- The battle of Lincoln 1217: In this episode there is a mention, however brief, of a swashbuckling apostate monk by the name of Eustace. Truth is stranger then fiction.
Are there any podcast that you would like to recommend? My ears are open to suggestions as I will have to clean,iron and do dishes as usual during summer and I need something to entertain me when I do.
With in the span of about a week I went to the Nautical museum and the Museum of Ethnography. The are neighbors, I should have just done them in one fell swop. Although I didn’t have the time on my first visit and I did get some exercise walking there. There are a few more museums in the vicinity although not part of the “free admission”-decree so I won’t bother ( the museum of Sports anyone? If it’s not free I’m not touching that place with a stick).

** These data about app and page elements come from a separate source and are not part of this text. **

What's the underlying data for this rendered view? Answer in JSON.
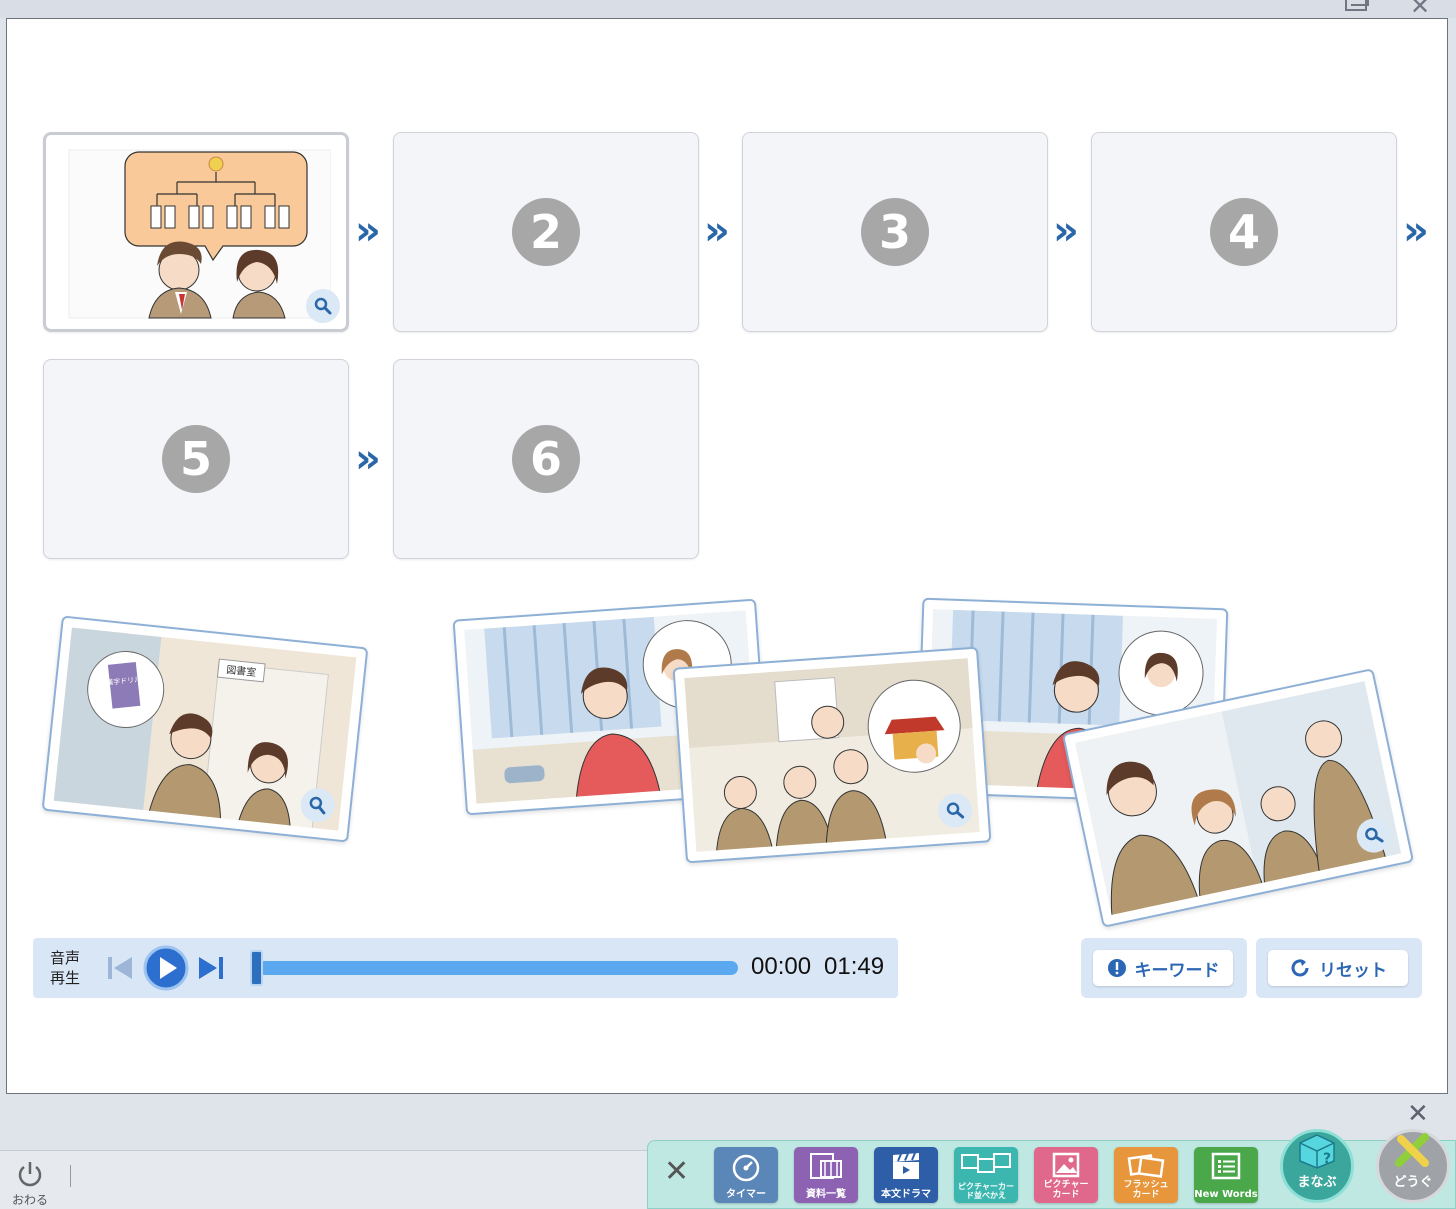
{
  "window": {
    "restore_label": "",
    "close_label": "✕"
  },
  "sequence": {
    "slots": [
      {
        "number": "",
        "filled": true
      },
      {
        "number": "2"
      },
      {
        "number": "3"
      },
      {
        "number": "4"
      },
      {
        "number": "5"
      },
      {
        "number": "6"
      }
    ],
    "arrow": "»",
    "scene_sign": "図書室",
    "book_title": "漢字ドリル"
  },
  "audio": {
    "label": "音声再生",
    "current_time": "00:00",
    "total_time": "01:49"
  },
  "buttons": {
    "keyword": "キーワード",
    "reset": "リセット"
  },
  "dock": {
    "close_label": "✕",
    "power_label": "おわる",
    "tools": [
      {
        "label": "タイマー",
        "icon": "timer-icon",
        "color": "#5b86b8"
      },
      {
        "label": "資料一覧",
        "icon": "film-icon",
        "color": "#8e62b3"
      },
      {
        "label": "本文ドラマ",
        "icon": "clapper-icon",
        "color": "#2e5ea8"
      },
      {
        "label": "ピクチャーカード並べかえ",
        "icon": "cards-icon",
        "color": "#3cb7b0"
      },
      {
        "label": "ピクチャーカード",
        "icon": "picture-icon",
        "color": "#e0688c"
      },
      {
        "label": "フラッシュカード",
        "icon": "flash-icon",
        "color": "#e8963c"
      },
      {
        "label": "New Words",
        "icon": "list-icon",
        "color": "#4aa84a"
      }
    ],
    "manabu_label": "まなぶ",
    "dougu_label": "どうぐ"
  }
}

This is a classic excursion for schools, I remember having been more then once during my school years and a few times after that too! They’ve had some really cool exhibitions like one about Voodoo that I much enjoyed. They also have some wonderful objects like fabrics and bowls in their collections and nowadays they are put on displace like a cabinet of curiosities. I can ogle for hours, almost pressing my face to the glass to get a good look at them, and they are impossible to photograph well with a phone.

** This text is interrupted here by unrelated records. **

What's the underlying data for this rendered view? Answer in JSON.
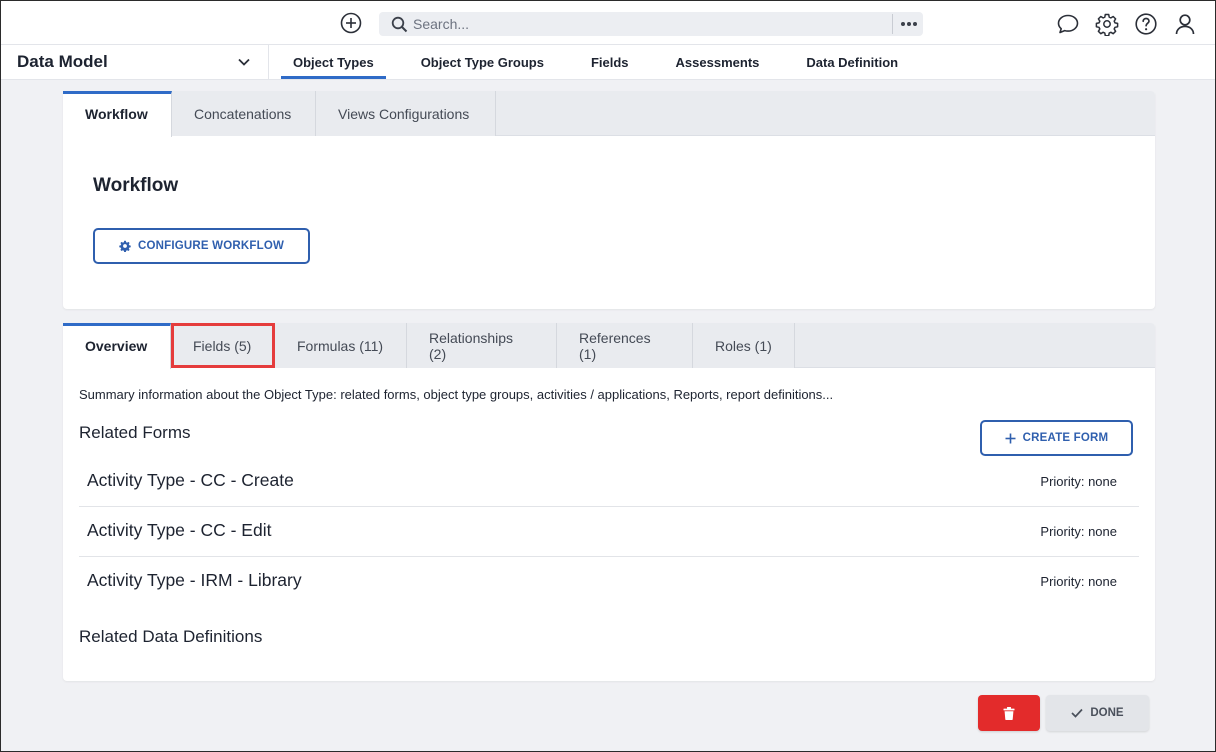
{
  "colors": {
    "accent": "#2f6bc7",
    "button_outline": "#2f5fae",
    "delete": "#e32b2b",
    "highlight": "#e53c3c"
  },
  "topbar": {
    "add_icon": "plus-circle-icon",
    "search": {
      "placeholder": "Search...",
      "more_icon": "more-horizontal-icon"
    },
    "icons": [
      "chat-bubble-icon",
      "gear-icon",
      "help-circle-icon",
      "user-icon"
    ]
  },
  "subnav": {
    "module": "Data Model",
    "tabs": [
      {
        "label": "Object Types",
        "active": true
      },
      {
        "label": "Object Type Groups"
      },
      {
        "label": "Fields"
      },
      {
        "label": "Assessments"
      },
      {
        "label": "Data Definition"
      }
    ]
  },
  "workflow_card": {
    "tabs": [
      {
        "label": "Workflow",
        "active": true
      },
      {
        "label": "Concatenations"
      },
      {
        "label": "Views Configurations"
      }
    ],
    "title": "Workflow",
    "configure_label": "CONFIGURE WORKFLOW"
  },
  "overview_card": {
    "tabs": [
      {
        "label": "Overview",
        "active": true
      },
      {
        "label": "Fields (5)",
        "highlighted": true
      },
      {
        "label": "Formulas (11)"
      },
      {
        "label": "Relationships (2)"
      },
      {
        "label": "References (1)"
      },
      {
        "label": "Roles (1)"
      }
    ],
    "summary": "Summary information about the Object Type: related forms, object type groups, activities / applications, Reports, report definitions...",
    "related_forms_heading": "Related Forms",
    "create_form_label": "CREATE FORM",
    "forms": [
      {
        "name": "Activity Type - CC - Create",
        "priority": "Priority: none"
      },
      {
        "name": "Activity Type - CC - Edit",
        "priority": "Priority: none"
      },
      {
        "name": "Activity Type - IRM - Library",
        "priority": "Priority: none"
      }
    ],
    "related_data_definitions_heading": "Related Data Definitions"
  },
  "footer": {
    "delete_icon": "trash-icon",
    "done_label": "DONE"
  }
}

As I understand it, this is now part of the permanent exhibit. Another thing that has been there for years is the Japanese tea pavilion. I think such a thing would make more sense at the museum of South-East Asian art but here it is. And lovely at that, placed in amongst the greenery creating a calm surrounding for it. I’ve menat for the longest time to visit and take part in the tea ceremonies that they host there but not yet. One day I’ll manage (however I have been a part of a tea ceremony but that was at the British museum).
And there are bits and bobs of other things, some Native American headdresses, a kimono or two, that sort of thing. It feels like the museum is in transition; from an old narrative of “we just view things” to a greater realisation that what you see depends on who you are. It must be a tricky path bringing collection like these into the future. I’m not expressing novel ideas here, I guess a fair amount of literature in the discipline of sociology is devoted to it.
The current temporary exhibit is one about values and norms, focusing on the LGBT community. It is directed, I would imagine, to school children and as that it is probably very good. A reasonable and pedagogical introduction to a topic that can be difficult to talk about. I had a look at it and then went back to drooling over luxurious fabrics.
The restaurant and the shop are both good.
And that’s that. I can tick it of my little list and move on. Not all museum visits are life-changing and not all blog-post are good. Done is better then perfect.
Things mentioned in this post;
The museum of Ethnography
In my effort to visit all the museums in Stockholm that have free admission I took a detour one day and went to the Maritime Museum. I really have no business in that part of town and as someone who’s interests in the maritime is limited to sailor caps, I’m not sure what I was doing there.
I have been once before actually; they’ve actually had free admission for a long time (their own initiative) and there was an exhibit about “Sailors and sex” that I went to. A very good exhibit actually about how human relations are onboard a ship, about prostitution in ports and also what happens when the sexuality isn’t of the norm i.e. female sailors or the belonging to the LGBTQ community. I remember a nice arty movie by British director Peter Greenaway. No such luck this time.
The temporary exhibit is about how people like to get portraits of their ships. #shipfie if you like. It did nothing for me. Taking a tour of the permanent collection is fun though; they used to make actual models of all the ships in the navy, some of them quite big and there is the story(and a part of a replica) of an 18th century yacht that belonged to the king.
In short; the best parts are the bistro and the shop in my opinion.
Things mentioned in this post;
The Maritime Museum